Originally proposed by George Vernon Hudson, a New Zealander working after-hours as an entomologist and wanting extra daylight for his research, DST was first implemented in 1916 in Europe to divert precious fuel resources from lighting to the war effort. Thus was born a double-edged sword: the theft of an hour of sleep in exchange for longer summer evenings.
The Rumor: Daylight saving time is a good thing, healthwise — more sunlight!
As we inch towards the end of another long winter, a sliver of hope arrives in the form of a sliver of light. An extra hour of daylight — aka daylight saving time (DST) — is tacked on each year near the start of spring. Of course, that precious hour is stolen from the preceding night, but losing just one hour of sleep isn’t a big deal, right?
The Verdict: Losing an hour of sleep can hurt your health
Yes, losing even one hour of sleep can be tough on the human body. “It all depends on how sleep deprived you are to start with,” says clinical psychologist and upwave review-board member Michael J. Breus, Ph.D., a diplomate of the American Board of Sleep Medicine. “If you’re getting enough sleep, it’s not going have a tremendous affect on you. However, if you’re already sleep deprived, losing an hour can have a significant effect.”
Sleep deprivation is considered a national health epidemic — according to the CDC, an estimated 50 to 70 million Americans suffer from some kind of sleep disorder — so it’s safe to assume that many of us are adversely affected by DST. In fact, research has found that DST coincides with a spike in heart attacks, car accidents and workplace injuries, all of which can be brought on by sleepiness and the disruption of normal circadian rhythms. “I wish I could write a prescription for the day that everyone loses an hour of sleep — to go into work two hours late — because I think we would save a lot of lives,” says Breus.

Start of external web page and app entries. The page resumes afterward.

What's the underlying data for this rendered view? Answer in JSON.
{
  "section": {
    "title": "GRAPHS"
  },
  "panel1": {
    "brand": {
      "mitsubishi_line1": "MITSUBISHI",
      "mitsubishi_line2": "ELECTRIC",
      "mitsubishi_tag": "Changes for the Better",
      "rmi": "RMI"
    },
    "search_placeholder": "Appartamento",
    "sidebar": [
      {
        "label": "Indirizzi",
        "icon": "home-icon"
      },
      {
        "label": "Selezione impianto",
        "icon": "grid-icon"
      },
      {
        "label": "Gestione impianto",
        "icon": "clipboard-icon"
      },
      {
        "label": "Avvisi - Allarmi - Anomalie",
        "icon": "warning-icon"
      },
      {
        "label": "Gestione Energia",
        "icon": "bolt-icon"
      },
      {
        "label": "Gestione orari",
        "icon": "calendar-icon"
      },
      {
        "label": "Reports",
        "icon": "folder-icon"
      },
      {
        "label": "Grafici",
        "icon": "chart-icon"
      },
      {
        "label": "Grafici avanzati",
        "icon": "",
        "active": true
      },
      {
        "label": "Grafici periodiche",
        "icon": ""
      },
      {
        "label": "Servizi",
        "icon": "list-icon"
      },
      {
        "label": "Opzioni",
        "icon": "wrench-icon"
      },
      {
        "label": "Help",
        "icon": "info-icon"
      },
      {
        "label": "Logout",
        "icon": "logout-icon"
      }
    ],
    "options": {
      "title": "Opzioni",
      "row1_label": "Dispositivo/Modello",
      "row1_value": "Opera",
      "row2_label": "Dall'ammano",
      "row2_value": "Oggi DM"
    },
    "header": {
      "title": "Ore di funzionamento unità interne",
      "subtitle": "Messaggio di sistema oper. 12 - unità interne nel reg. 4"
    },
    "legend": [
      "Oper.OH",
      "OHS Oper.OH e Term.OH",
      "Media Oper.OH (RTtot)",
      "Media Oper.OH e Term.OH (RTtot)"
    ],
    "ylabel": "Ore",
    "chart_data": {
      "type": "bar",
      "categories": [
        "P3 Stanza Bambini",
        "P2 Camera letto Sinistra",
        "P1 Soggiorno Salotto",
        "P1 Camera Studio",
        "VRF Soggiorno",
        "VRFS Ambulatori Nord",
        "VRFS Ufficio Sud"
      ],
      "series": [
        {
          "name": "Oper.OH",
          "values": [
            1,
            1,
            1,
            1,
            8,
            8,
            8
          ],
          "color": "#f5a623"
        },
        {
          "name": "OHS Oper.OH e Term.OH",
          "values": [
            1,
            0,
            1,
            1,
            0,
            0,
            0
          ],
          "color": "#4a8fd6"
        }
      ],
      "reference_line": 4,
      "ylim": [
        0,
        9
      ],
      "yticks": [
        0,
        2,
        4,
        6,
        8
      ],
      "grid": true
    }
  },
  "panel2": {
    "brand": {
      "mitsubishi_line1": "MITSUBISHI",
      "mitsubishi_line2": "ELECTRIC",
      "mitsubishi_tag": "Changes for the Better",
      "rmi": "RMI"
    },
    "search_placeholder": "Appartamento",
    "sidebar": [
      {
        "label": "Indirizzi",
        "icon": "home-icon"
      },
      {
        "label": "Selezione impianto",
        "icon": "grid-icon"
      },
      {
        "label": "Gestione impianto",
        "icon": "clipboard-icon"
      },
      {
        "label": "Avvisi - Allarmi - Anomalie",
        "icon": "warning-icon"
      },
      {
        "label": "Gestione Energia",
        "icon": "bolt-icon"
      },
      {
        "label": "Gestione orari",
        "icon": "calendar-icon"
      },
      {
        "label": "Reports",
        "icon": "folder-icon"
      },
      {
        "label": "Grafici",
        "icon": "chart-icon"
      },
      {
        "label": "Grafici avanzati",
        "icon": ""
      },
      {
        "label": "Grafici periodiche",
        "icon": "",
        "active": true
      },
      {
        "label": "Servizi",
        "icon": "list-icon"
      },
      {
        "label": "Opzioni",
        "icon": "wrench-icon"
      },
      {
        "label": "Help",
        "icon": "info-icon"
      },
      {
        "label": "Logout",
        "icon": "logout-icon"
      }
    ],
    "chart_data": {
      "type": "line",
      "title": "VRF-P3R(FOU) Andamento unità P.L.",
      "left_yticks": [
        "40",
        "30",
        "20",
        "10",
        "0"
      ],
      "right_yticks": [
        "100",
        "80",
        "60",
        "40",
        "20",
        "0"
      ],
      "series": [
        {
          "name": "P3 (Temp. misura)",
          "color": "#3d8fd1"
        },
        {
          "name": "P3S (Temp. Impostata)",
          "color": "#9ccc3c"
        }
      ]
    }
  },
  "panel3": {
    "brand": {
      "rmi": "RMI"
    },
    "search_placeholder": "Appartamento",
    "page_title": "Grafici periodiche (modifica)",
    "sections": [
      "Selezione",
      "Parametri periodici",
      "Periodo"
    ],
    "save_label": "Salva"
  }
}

So, it’s a good idea to approach DST with an advance plan to ensure a more healthful transition. Here are three tips to try:
1. Get in bed earlier. “Remember, sleep is not an on-off switch,” says Breus. “The average person takes 18 minutes to fall asleep. Allow yourself that time to relax in bed before sleep.”
2. The first morning after the time change, expose yourself to light soon after waking. This suppresses the production of the sleep-enhancing hormone melatonin, encouraging your mind to be alert and awake, says Breus.
3. DST creates a form of “social jet lag,” because time is magically added to or subtracted from our day. “It takes your body approximately one day per time zone crossed to accommodate for jet lag,” says Breus, “and that’s basically what we’re talking about here.” To acclimate to DST next year, start going to bed 20 minutes earlier than usual seven days before DST. Two days after that — five days before DST — go to sleep 20 minutes earlier than the previous night (you’ll be hitting the hay 40 minutes earlier than usual). Two days after that — three days before DST– go to sleep 20 minutes earlier than the night before. Once DST comes around, you’ll have already made up for the time lost!